Count lines with "Masters" below; give only the number.

══ GIVEN RECORDS ══

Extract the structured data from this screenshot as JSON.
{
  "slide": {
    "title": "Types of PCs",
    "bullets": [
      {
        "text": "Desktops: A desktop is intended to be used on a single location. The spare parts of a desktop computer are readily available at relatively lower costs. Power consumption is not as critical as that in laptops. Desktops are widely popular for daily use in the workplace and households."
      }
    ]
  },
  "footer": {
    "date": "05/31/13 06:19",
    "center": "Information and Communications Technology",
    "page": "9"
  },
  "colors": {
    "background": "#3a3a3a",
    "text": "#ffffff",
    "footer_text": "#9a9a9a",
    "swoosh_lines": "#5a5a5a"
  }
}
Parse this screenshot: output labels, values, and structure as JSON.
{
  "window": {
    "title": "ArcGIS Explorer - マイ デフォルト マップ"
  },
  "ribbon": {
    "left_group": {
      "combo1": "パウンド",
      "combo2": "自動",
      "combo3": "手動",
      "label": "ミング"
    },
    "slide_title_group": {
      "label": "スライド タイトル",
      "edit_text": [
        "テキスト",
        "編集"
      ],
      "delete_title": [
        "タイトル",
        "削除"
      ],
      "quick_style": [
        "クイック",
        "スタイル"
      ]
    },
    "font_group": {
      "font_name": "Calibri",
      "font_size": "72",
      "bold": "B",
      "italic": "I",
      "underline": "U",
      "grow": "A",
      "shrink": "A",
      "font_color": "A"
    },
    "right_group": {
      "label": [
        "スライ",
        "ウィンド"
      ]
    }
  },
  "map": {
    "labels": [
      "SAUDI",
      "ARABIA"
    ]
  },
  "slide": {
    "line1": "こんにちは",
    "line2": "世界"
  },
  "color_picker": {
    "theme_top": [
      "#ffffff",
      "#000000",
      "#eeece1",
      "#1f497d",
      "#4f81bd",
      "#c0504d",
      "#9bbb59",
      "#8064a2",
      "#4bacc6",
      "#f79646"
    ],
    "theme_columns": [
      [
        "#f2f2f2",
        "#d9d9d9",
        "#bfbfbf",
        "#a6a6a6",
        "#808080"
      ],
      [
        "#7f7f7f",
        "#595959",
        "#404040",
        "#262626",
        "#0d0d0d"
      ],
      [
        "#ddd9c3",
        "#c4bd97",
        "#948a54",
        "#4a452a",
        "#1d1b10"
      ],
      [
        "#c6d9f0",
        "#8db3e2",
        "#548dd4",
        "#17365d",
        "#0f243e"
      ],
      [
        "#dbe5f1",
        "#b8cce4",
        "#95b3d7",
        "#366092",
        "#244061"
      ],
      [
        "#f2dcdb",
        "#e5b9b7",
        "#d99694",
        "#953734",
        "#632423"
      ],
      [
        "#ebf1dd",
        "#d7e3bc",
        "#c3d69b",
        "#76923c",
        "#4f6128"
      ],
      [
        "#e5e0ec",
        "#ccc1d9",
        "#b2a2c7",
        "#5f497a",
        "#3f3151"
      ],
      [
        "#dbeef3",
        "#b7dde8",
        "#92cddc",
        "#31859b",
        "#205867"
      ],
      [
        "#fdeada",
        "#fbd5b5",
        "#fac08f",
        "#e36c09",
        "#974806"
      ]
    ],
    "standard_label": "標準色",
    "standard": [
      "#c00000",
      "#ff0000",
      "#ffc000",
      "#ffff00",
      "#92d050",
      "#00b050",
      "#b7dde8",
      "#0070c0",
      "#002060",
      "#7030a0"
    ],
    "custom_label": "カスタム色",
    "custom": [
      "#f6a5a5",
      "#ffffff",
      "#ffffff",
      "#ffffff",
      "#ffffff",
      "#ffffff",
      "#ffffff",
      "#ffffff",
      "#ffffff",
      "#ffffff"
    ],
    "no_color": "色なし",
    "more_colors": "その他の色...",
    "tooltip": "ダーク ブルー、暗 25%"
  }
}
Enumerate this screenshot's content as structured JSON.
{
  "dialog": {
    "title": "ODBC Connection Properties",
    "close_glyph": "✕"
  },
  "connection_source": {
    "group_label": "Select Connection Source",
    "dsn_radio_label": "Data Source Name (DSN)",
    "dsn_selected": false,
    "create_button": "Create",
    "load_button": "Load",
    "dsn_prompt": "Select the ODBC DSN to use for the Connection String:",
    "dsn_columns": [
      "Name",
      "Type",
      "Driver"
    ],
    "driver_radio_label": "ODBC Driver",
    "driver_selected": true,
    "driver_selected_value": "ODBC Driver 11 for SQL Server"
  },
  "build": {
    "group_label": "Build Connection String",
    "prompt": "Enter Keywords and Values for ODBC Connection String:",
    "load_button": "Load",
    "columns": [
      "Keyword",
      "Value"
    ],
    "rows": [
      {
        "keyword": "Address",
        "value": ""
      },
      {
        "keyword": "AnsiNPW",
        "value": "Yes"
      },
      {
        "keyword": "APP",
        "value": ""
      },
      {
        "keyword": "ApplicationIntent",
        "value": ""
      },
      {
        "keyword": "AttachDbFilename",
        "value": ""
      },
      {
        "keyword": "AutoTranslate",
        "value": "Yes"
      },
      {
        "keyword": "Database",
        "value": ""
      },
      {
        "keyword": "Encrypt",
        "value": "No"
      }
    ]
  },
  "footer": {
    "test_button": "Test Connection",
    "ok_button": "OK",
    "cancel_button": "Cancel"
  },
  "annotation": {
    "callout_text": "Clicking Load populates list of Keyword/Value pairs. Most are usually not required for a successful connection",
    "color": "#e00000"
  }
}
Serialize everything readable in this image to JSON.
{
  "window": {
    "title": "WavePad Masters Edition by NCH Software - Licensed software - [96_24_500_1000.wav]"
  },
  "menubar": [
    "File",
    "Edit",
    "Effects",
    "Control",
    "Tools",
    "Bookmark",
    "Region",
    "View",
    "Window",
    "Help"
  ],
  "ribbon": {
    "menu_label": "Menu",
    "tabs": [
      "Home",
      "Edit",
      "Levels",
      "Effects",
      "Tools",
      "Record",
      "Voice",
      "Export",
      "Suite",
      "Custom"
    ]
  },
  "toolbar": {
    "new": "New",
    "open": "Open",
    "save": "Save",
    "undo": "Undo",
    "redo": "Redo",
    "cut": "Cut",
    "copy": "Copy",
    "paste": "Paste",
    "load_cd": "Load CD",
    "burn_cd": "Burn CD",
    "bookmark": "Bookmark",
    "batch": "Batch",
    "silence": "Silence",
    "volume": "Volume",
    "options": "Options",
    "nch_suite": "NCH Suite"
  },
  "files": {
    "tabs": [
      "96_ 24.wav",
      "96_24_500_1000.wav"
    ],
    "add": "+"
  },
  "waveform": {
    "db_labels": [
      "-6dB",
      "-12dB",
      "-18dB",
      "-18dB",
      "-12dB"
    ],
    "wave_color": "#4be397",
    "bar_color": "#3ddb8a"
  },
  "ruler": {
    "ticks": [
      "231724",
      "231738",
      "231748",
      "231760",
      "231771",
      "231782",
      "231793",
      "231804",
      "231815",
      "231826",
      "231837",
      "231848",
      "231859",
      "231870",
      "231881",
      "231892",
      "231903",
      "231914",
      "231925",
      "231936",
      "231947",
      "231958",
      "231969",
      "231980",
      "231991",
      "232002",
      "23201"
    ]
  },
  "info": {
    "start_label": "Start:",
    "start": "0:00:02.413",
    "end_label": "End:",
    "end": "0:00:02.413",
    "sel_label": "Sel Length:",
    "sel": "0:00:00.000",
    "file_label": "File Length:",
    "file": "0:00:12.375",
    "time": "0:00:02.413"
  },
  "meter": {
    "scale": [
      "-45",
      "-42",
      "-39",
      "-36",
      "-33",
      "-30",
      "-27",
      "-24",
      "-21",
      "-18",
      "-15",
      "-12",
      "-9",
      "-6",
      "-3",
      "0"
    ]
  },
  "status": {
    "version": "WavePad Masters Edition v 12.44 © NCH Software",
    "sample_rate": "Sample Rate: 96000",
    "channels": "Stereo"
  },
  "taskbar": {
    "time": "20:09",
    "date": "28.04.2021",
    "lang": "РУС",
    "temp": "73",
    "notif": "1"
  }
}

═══

TASK RESPONSE –
2